• ACTION ITEM
Every entry must be echoed exactly.

━━━━━━━━━━━━━━━━━━━━━━━━━━━━━━

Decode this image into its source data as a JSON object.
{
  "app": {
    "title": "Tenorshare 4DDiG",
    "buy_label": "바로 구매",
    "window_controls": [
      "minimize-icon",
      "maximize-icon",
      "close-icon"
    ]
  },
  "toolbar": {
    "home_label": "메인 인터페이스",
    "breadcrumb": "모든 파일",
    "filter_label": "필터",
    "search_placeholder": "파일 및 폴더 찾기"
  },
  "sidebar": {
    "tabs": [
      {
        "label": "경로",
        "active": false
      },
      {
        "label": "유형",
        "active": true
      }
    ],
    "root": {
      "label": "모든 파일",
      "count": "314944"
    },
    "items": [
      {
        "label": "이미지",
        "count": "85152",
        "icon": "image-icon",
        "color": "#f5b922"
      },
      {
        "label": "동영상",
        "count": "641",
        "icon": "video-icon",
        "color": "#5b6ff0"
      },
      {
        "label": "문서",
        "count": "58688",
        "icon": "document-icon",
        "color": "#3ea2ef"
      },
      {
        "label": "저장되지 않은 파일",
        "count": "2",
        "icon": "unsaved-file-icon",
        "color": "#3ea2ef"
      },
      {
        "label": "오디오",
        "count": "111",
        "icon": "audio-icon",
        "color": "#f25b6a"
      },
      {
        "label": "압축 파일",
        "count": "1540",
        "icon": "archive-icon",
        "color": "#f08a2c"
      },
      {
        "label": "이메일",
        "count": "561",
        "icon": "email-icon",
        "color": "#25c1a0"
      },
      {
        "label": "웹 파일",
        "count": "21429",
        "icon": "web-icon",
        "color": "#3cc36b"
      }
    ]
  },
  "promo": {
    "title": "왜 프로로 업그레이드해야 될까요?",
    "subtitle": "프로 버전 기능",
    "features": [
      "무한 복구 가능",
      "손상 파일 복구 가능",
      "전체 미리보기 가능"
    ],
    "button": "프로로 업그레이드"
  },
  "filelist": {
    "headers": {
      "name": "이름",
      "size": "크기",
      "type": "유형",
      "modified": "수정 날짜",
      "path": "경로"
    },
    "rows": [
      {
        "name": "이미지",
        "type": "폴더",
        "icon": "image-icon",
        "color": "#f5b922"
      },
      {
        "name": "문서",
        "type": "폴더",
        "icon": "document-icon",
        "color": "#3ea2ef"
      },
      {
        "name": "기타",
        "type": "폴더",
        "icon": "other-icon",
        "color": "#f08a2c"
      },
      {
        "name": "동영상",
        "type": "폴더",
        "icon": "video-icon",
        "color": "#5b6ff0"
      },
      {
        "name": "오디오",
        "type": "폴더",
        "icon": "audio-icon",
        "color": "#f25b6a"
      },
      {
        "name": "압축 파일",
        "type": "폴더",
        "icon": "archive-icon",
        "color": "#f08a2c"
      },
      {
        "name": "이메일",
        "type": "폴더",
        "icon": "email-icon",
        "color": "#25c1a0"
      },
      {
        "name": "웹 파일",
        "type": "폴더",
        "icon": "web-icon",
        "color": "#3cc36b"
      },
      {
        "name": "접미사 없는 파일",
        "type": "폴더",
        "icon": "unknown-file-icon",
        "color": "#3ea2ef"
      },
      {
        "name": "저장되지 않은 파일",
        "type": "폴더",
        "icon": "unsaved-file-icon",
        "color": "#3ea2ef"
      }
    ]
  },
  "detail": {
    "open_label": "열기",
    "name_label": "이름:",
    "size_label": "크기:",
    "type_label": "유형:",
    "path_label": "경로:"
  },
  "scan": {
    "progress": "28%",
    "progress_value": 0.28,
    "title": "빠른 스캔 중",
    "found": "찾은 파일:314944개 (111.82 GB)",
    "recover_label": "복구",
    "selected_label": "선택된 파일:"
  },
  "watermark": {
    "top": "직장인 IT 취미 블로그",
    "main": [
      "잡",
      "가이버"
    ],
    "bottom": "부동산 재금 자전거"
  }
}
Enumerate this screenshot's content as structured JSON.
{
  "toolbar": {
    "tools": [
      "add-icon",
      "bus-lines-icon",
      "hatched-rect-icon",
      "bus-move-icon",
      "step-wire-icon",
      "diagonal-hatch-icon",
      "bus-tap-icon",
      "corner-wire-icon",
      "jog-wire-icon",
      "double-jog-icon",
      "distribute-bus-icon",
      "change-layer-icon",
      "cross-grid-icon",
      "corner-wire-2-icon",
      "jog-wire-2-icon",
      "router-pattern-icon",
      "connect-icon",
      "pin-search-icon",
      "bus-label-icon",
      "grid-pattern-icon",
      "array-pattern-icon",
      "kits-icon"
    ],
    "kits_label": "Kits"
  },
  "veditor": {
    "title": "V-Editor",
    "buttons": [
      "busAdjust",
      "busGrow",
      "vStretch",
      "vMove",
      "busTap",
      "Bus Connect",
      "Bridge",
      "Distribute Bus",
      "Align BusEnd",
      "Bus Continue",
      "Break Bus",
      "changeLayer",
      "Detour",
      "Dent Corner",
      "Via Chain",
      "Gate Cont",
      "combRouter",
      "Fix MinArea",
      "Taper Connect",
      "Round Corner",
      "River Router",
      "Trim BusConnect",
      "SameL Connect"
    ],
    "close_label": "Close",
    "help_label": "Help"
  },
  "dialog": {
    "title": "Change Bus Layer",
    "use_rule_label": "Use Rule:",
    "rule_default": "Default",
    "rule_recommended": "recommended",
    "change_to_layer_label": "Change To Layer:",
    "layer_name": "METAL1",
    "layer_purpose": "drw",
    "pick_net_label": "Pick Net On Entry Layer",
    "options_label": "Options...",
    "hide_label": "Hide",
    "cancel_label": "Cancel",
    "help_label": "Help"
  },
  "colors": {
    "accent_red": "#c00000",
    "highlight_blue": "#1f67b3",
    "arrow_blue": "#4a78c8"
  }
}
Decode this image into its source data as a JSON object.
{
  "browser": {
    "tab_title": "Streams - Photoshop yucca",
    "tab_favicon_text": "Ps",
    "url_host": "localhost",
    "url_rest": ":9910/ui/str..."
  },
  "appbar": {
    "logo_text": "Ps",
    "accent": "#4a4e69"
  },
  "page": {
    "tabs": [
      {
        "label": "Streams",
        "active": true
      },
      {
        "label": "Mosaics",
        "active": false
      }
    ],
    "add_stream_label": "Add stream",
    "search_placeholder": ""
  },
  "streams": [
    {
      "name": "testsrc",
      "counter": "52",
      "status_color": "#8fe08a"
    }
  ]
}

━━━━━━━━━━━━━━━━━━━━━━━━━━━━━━

• REPLY
Decode this image into its source data as a JSON object.
{
  "app": {
    "title": "Tenorshare 4DDiG",
    "buy_label": "바로 구매",
    "window_controls": [
      "minimize-icon",
      "maximize-icon",
      "close-icon"
    ]
  },
  "toolbar": {
    "home_label": "메인 인터페이스",
    "breadcrumb": "모든 파일",
    "filter_label": "필터",
    "search_placeholder": "파일 및 폴더 찾기"
  },
  "sidebar": {
    "tabs": [
      {
        "label": "경로",
        "active": false
      },
      {
        "label": "유형",
        "active": true
      }
    ],
    "root": {
      "label": "모든 파일",
      "count": "314944"
    },
    "items": [
      {
        "label": "이미지",
        "count": "85152",
        "icon": "image-icon",
        "color": "#f5b922"
      },
      {
        "label": "동영상",
        "count": "641",
        "icon": "video-icon",
        "color": "#5b6ff0"
      },
      {
        "label": "문서",
        "count": "58688",
        "icon": "document-icon",
        "color": "#3ea2ef"
      },
      {
        "label": "저장되지 않은 파일",
        "count": "2",
        "icon": "unsaved-file-icon",
        "color": "#3ea2ef"
      },
      {
        "label": "오디오",
        "count": "111",
        "icon": "audio-icon",
        "color": "#f25b6a"
      },
      {
        "label": "압축 파일",
        "count": "1540",
        "icon": "archive-icon",
        "color": "#f08a2c"
      },
      {
        "label": "이메일",
        "count": "561",
        "icon": "email-icon",
        "color": "#25c1a0"
      },
      {
        "label": "웹 파일",
        "count": "21429",
        "icon": "web-icon",
        "color": "#3cc36b"
      }
    ]
  },
  "promo": {
    "title": "왜 프로로 업그레이드해야 될까요?",
    "subtitle": "프로 버전 기능",
    "features": [
      "무한 복구 가능",
      "손상 파일 복구 가능",
      "전체 미리보기 가능"
    ],
    "button": "프로로 업그레이드"
  },
  "filelist": {
    "headers": {
      "name": "이름",
      "size": "크기",
      "type": "유형",
      "modified": "수정 날짜",
      "path": "경로"
    },
    "rows": [
      {
        "name": "이미지",
        "type": "폴더",
        "icon": "image-icon",
        "color": "#f5b922"
      },
      {
        "name": "문서",
        "type": "폴더",
        "icon": "document-icon",
        "color": "#3ea2ef"
      },
      {
        "name": "기타",
        "type": "폴더",
        "icon": "other-icon",
        "color": "#f08a2c"
      },
      {
        "name": "동영상",
        "type": "폴더",
        "icon": "video-icon",
        "color": "#5b6ff0"
      },
      {
        "name": "오디오",
        "type": "폴더",
        "icon": "audio-icon",
        "color": "#f25b6a"
      },
      {
        "name": "압축 파일",
        "type": "폴더",
        "icon": "archive-icon",
        "color": "#f08a2c"
      },
      {
        "name": "이메일",
        "type": "폴더",
        "icon": "email-icon",
        "color": "#25c1a0"
      },
      {
        "name": "웹 파일",
        "type": "폴더",
        "icon": "web-icon",
        "color": "#3cc36b"
      },
      {
        "name": "접미사 없는 파일",
        "type": "폴더",
        "icon": "unknown-file-icon",
        "color": "#3ea2ef"
      },
      {
        "name": "저장되지 않은 파일",
        "type": "폴더",
        "icon": "unsaved-file-icon",
        "color": "#3ea2ef"
      }
    ]
  },
  "detail": {
    "open_label": "열기",
    "name_label": "이름:",
    "size_label": "크기:",
    "type_label": "유형:",
    "path_label": "경로:"
  },
  "scan": {
    "progress": "28%",
    "progress_value": 0.28,
    "title": "빠른 스캔 중",
    "found": "찾은 파일:314944개 (111.82 GB)",
    "recover_label": "복구",
    "selected_label": "선택된 파일:"
  },
  "watermark": {
    "top": "직장인 IT 취미 블로그",
    "main": [
      "잡",
      "가이버"
    ],
    "bottom": "부동산 재금 자전거"
  }
}
Enumerate this screenshot's content as structured JSON.
{
  "toolbar": {
    "tools": [
      "add-icon",
      "bus-lines-icon",
      "hatched-rect-icon",
      "bus-move-icon",
      "step-wire-icon",
      "diagonal-hatch-icon",
      "bus-tap-icon",
      "corner-wire-icon",
      "jog-wire-icon",
      "double-jog-icon",
      "distribute-bus-icon",
      "change-layer-icon",
      "cross-grid-icon",
      "corner-wire-2-icon",
      "jog-wire-2-icon",
      "router-pattern-icon",
      "connect-icon",
      "pin-search-icon",
      "bus-label-icon",
      "grid-pattern-icon",
      "array-pattern-icon",
      "kits-icon"
    ],
    "kits_label": "Kits"
  },
  "veditor": {
    "title": "V-Editor",
    "buttons": [
      "busAdjust",
      "busGrow",
      "vStretch",
      "vMove",
      "busTap",
      "Bus Connect",
      "Bridge",
      "Distribute Bus",
      "Align BusEnd",
      "Bus Continue",
      "Break Bus",
      "changeLayer",
      "Detour",
      "Dent Corner",
      "Via Chain",
      "Gate Cont",
      "combRouter",
      "Fix MinArea",
      "Taper Connect",
      "Round Corner",
      "River Router",
      "Trim BusConnect",
      "SameL Connect"
    ],
    "close_label": "Close",
    "help_label": "Help"
  },
  "dialog": {
    "title": "Change Bus Layer",
    "use_rule_label": "Use Rule:",
    "rule_default": "Default",
    "rule_recommended": "recommended",
    "change_to_layer_label": "Change To Layer:",
    "layer_name": "METAL1",
    "layer_purpose": "drw",
    "pick_net_label": "Pick Net On Entry Layer",
    "options_label": "Options...",
    "hide_label": "Hide",
    "cancel_label": "Cancel",
    "help_label": "Help"
  },
  "colors": {
    "accent_red": "#c00000",
    "highlight_blue": "#1f67b3",
    "arrow_blue": "#4a78c8"
  }
}
Decode this image into its source data as a JSON object.
{
  "browser": {
    "tab_title": "Streams - Photoshop yucca",
    "tab_favicon_text": "Ps",
    "url_host": "localhost",
    "url_rest": ":9910/ui/str..."
  },
  "appbar": {
    "logo_text": "Ps",
    "accent": "#4a4e69"
  },
  "page": {
    "tabs": [
      {
        "label": "Streams",
        "active": true
      },
      {
        "label": "Mosaics",
        "active": false
      }
    ],
    "add_stream_label": "Add stream",
    "search_placeholder": ""
  },
  "streams": [
    {
      "name": "testsrc",
      "counter": "52",
      "status_color": "#8fe08a"
    }
  ]
}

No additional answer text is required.